**What the exercise asks**. In the listing below, find each line that holds "image" and list it.

**Data provided**.

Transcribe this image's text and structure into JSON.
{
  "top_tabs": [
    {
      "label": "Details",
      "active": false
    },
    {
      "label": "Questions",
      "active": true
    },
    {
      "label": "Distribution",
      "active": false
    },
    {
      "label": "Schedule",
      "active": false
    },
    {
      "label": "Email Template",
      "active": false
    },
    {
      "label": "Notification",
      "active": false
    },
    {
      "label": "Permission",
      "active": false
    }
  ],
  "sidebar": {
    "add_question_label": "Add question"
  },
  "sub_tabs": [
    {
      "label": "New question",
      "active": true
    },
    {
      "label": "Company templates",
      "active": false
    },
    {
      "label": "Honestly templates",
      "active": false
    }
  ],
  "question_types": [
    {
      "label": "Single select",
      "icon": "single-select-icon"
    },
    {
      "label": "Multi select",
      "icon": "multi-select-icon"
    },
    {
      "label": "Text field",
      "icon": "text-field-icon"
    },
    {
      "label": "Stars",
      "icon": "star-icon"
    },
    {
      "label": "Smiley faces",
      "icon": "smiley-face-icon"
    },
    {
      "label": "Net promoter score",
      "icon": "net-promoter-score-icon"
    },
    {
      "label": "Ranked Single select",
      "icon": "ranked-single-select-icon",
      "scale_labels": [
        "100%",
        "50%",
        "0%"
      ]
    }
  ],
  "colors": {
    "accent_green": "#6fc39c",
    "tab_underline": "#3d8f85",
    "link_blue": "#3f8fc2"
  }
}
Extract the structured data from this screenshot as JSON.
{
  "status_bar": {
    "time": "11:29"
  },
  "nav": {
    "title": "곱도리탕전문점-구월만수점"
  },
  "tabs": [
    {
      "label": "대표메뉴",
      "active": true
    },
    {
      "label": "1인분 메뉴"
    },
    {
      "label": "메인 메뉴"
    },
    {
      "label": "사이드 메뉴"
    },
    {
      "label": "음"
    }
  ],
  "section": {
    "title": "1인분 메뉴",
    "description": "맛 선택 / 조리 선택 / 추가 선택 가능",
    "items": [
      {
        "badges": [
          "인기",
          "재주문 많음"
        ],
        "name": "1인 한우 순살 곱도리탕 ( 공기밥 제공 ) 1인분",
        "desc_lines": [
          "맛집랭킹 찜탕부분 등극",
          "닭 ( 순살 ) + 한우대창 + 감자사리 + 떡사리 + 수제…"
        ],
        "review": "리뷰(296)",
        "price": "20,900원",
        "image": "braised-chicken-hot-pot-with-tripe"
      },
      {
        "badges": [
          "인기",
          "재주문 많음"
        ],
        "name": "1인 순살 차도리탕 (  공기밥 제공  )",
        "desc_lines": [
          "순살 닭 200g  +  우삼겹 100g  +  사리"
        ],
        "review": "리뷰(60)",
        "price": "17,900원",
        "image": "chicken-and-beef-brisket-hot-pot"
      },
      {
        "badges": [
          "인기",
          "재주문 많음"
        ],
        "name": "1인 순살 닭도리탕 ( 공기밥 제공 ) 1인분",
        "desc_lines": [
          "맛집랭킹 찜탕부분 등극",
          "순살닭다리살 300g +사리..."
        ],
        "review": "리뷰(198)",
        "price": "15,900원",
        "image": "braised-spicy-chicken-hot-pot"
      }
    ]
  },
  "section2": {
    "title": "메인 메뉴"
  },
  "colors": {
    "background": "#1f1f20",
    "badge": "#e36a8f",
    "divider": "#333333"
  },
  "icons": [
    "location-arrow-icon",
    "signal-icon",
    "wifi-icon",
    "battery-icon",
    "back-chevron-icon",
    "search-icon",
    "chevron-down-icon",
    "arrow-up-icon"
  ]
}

**Solution for this problem**.
Transcribe this image's text and structure into JSON.
        "image": "braised-chicken-hot-pot-with-tripe"
        "image": "chicken-and-beef-brisket-hot-pot"
        "image": "braised-spicy-chicken-hot-pot"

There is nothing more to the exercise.